**Task goal:**
Scan the entries for "Playlists". Every line that holds it is to be copied.

**Website and app data records:**
◇ ◇ ◇ ◇

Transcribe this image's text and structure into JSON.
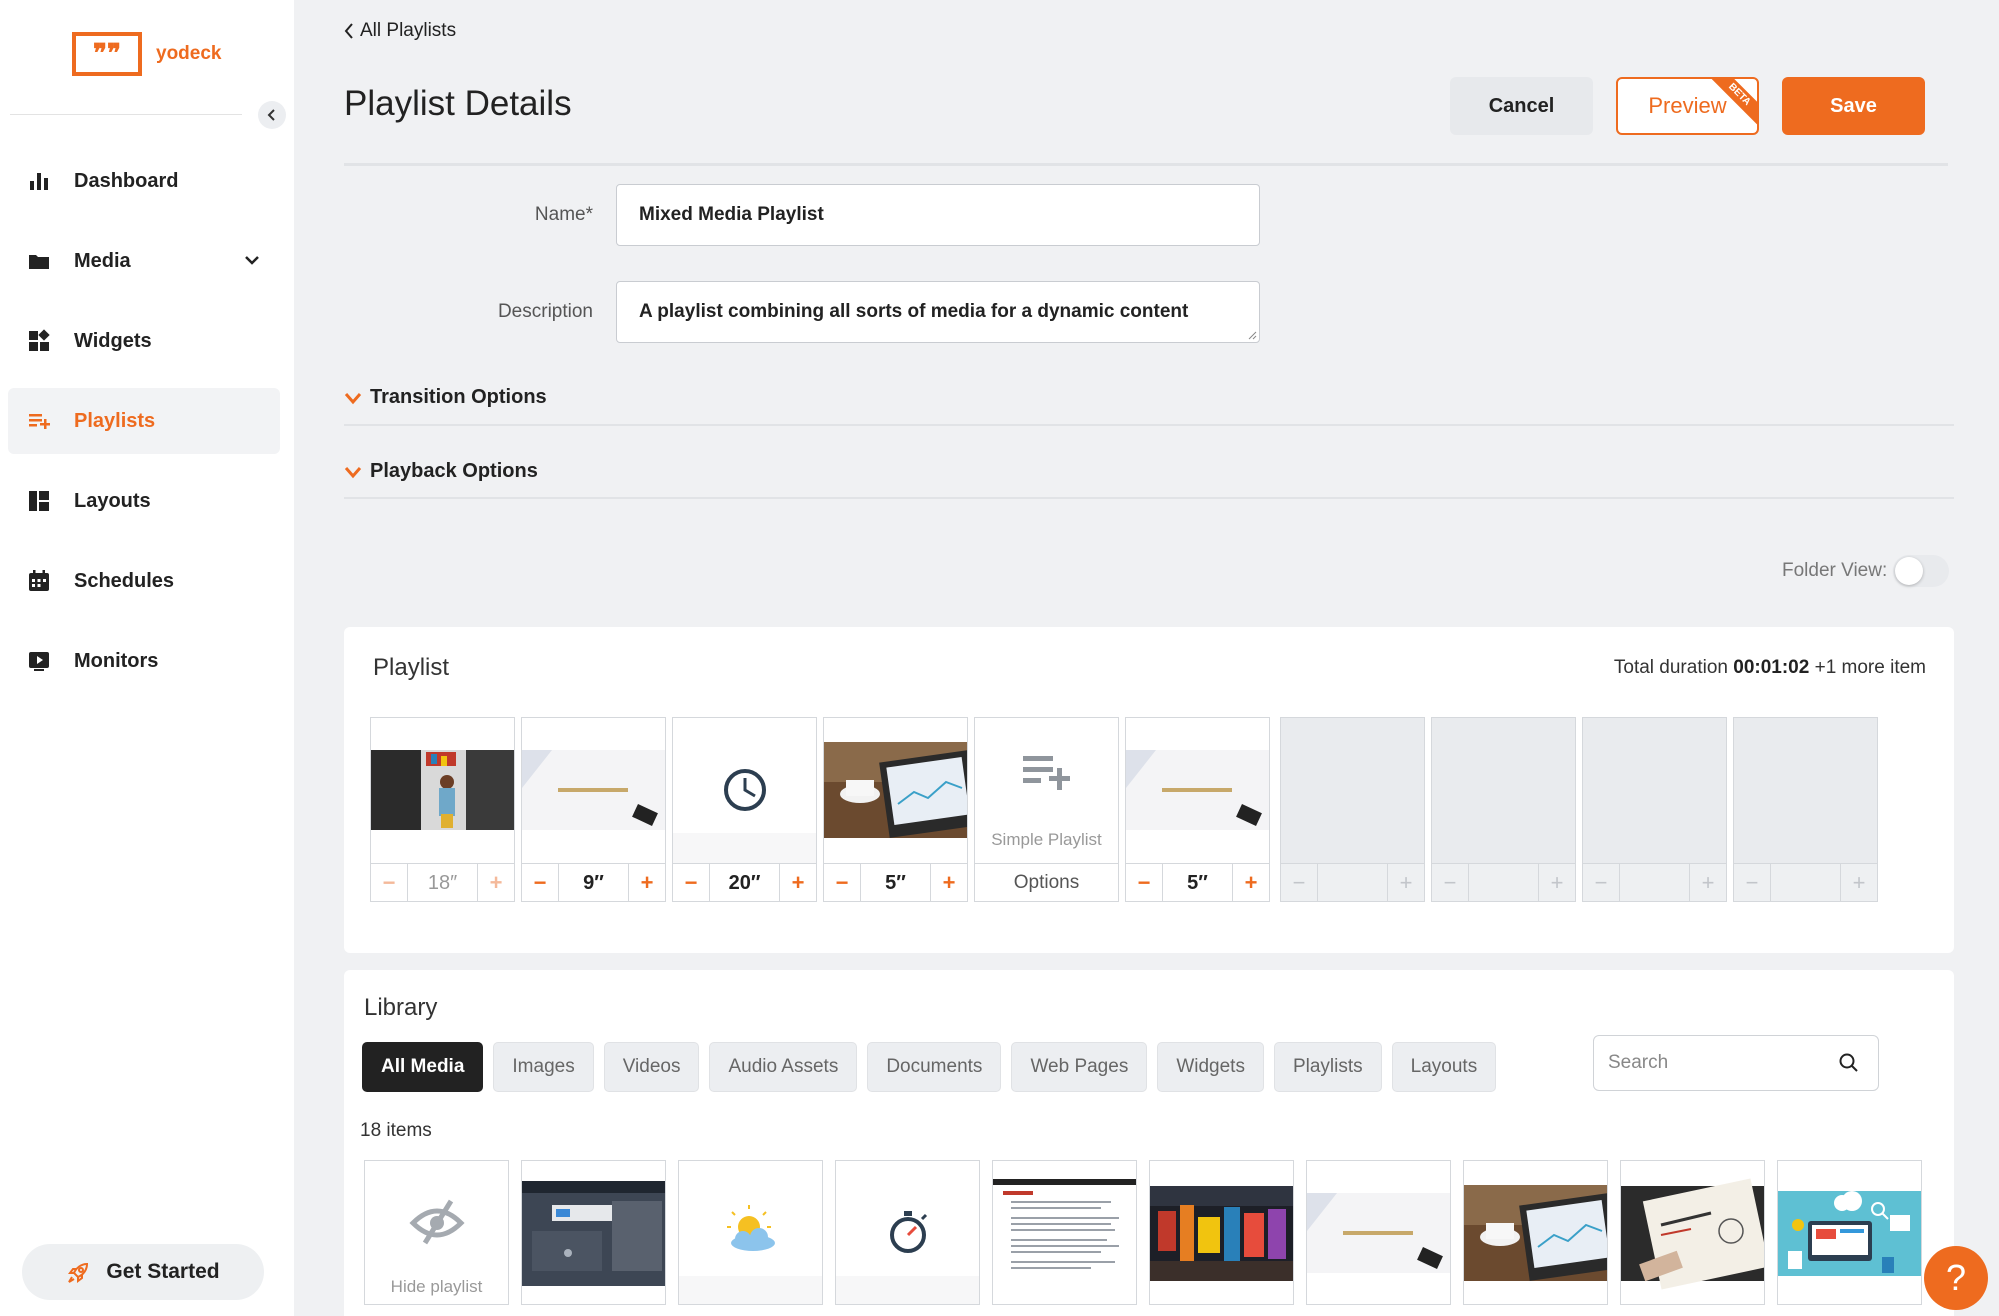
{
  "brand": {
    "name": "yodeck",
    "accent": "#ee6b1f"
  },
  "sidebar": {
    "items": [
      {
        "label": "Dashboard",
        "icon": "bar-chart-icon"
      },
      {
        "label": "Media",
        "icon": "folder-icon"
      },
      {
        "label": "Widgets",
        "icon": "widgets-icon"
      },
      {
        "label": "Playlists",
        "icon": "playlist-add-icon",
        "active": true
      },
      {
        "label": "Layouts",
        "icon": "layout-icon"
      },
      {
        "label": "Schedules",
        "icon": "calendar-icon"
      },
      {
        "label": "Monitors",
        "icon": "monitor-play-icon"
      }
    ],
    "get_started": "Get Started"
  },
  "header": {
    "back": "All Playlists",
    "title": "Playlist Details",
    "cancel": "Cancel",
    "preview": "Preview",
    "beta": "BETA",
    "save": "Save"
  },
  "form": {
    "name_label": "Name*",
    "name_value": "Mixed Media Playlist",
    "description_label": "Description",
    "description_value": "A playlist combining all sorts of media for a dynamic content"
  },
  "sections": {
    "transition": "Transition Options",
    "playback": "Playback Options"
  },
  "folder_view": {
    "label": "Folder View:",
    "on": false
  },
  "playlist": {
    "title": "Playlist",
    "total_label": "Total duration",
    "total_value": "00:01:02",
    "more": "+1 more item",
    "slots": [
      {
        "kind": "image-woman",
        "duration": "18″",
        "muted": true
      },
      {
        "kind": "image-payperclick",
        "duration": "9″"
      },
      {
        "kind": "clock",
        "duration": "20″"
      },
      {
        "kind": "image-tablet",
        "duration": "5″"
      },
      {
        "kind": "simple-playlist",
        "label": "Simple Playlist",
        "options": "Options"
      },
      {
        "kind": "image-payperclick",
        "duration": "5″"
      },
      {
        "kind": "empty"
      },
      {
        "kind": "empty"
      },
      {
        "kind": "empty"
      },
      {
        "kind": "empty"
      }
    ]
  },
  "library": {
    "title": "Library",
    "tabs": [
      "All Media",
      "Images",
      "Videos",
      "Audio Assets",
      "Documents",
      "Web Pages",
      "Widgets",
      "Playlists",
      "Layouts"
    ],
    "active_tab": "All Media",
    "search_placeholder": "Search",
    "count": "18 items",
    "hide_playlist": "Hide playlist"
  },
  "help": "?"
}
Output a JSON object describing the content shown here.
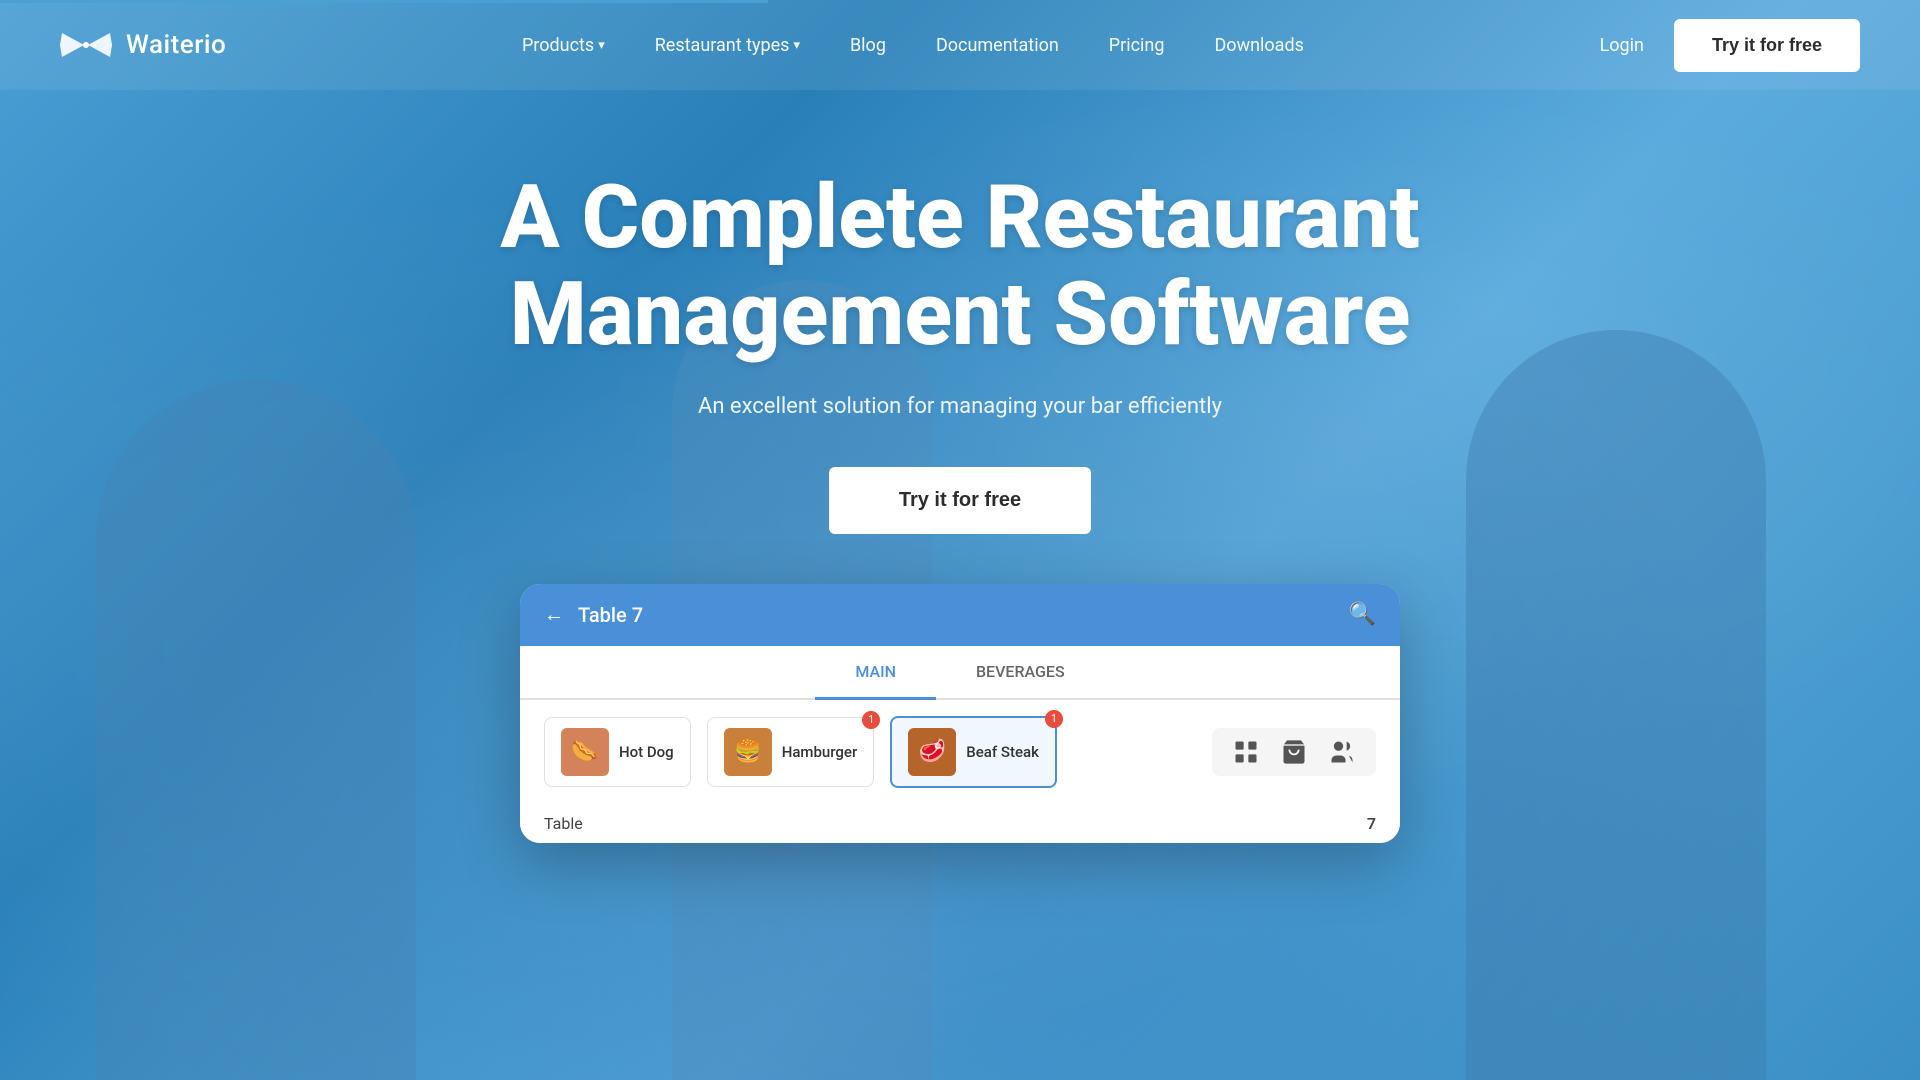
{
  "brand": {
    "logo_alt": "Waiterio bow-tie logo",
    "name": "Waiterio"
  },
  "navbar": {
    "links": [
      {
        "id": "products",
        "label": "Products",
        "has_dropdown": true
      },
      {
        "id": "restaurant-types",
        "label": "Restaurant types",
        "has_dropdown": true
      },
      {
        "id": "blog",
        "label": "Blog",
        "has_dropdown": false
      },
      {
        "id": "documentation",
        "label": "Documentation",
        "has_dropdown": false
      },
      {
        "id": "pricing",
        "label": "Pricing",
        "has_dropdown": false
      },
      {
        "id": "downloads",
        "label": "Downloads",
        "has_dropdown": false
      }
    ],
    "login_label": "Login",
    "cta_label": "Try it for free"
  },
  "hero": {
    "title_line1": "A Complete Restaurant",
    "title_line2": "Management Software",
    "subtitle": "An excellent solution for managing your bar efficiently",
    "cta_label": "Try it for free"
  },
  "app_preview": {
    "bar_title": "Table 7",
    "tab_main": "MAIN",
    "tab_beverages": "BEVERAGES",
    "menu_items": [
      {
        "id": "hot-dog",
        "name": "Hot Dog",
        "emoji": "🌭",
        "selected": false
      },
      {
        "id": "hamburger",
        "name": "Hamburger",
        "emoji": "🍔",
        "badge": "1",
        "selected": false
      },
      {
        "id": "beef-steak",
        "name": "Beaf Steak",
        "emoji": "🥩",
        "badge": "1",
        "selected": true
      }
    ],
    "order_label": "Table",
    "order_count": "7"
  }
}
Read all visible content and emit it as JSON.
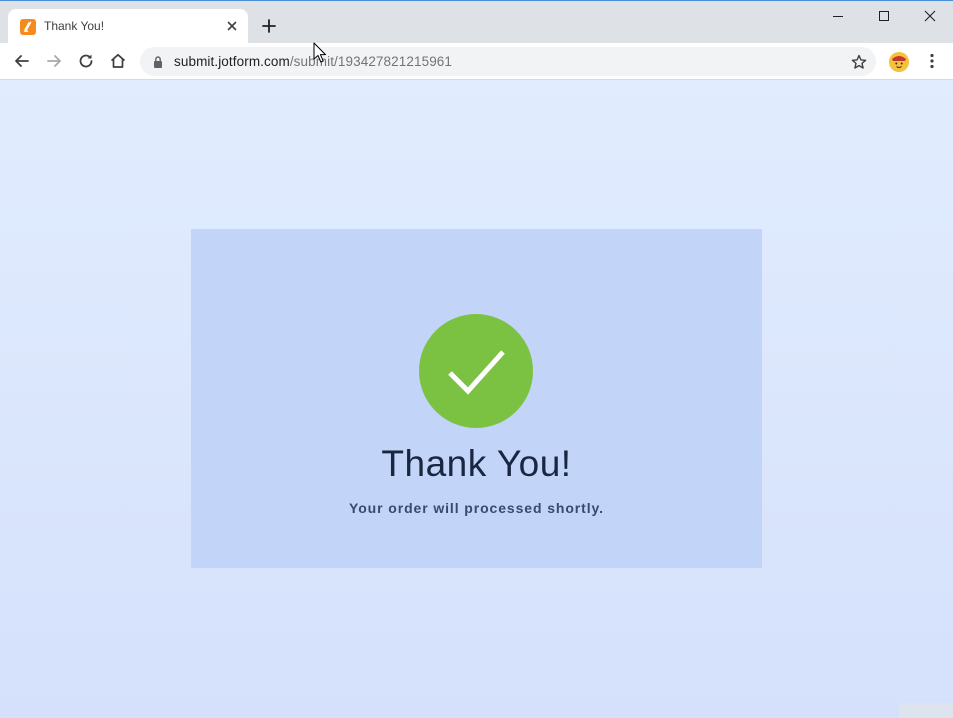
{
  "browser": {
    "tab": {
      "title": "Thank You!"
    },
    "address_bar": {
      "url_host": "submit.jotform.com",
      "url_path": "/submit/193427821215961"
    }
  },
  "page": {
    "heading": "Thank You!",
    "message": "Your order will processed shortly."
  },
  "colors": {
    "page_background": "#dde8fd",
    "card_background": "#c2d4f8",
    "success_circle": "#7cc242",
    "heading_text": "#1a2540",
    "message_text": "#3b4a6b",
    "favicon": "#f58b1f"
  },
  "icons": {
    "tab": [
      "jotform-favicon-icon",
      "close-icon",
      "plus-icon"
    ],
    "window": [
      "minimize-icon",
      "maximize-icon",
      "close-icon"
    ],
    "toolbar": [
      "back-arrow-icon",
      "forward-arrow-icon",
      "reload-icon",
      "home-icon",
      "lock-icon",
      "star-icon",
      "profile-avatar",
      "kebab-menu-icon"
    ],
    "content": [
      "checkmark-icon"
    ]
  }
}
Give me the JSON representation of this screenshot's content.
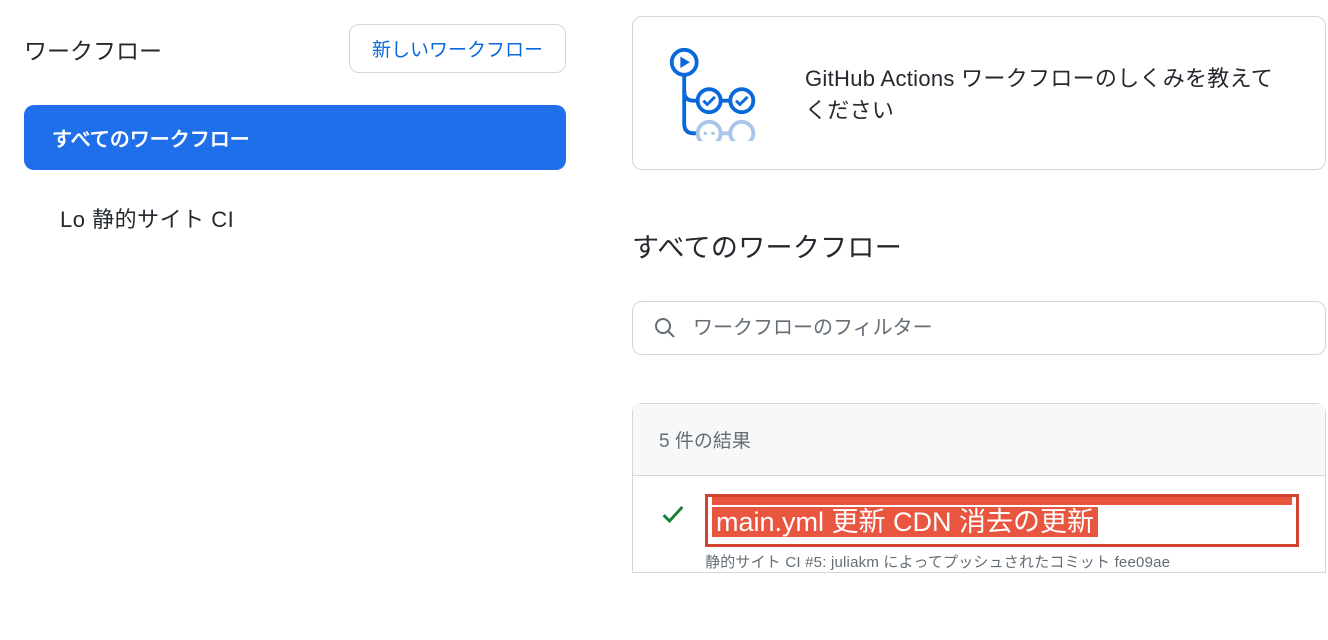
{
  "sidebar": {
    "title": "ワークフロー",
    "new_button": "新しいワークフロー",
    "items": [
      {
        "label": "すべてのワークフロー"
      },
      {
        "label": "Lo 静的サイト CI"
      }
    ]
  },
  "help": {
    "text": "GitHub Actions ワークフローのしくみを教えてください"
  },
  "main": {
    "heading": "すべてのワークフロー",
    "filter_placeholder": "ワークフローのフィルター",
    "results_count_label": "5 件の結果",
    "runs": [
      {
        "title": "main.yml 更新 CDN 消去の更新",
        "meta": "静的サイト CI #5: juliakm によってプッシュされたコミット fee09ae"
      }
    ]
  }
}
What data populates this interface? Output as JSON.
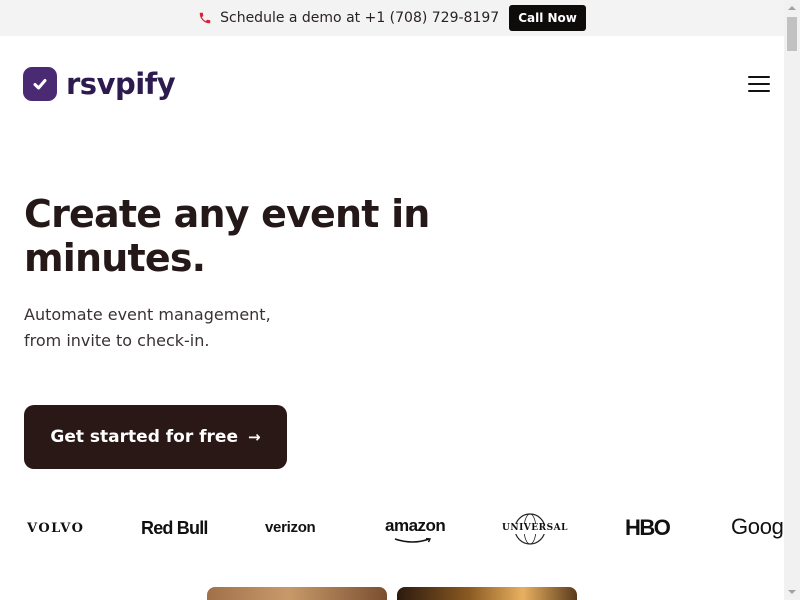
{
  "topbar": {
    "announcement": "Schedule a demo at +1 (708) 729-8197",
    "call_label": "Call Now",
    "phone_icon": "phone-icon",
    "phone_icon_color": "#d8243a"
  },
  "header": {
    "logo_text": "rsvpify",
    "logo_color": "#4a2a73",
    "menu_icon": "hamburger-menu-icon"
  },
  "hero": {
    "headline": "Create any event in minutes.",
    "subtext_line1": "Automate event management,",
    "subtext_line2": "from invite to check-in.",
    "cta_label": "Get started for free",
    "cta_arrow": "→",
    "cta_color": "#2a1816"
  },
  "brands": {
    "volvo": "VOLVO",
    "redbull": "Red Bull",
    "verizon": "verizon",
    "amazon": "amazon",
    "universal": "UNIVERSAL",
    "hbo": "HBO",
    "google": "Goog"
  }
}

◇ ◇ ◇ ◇

**Answer box:**
        "label": "Playlists",
    "back": "All Playlists",
      "Playlists",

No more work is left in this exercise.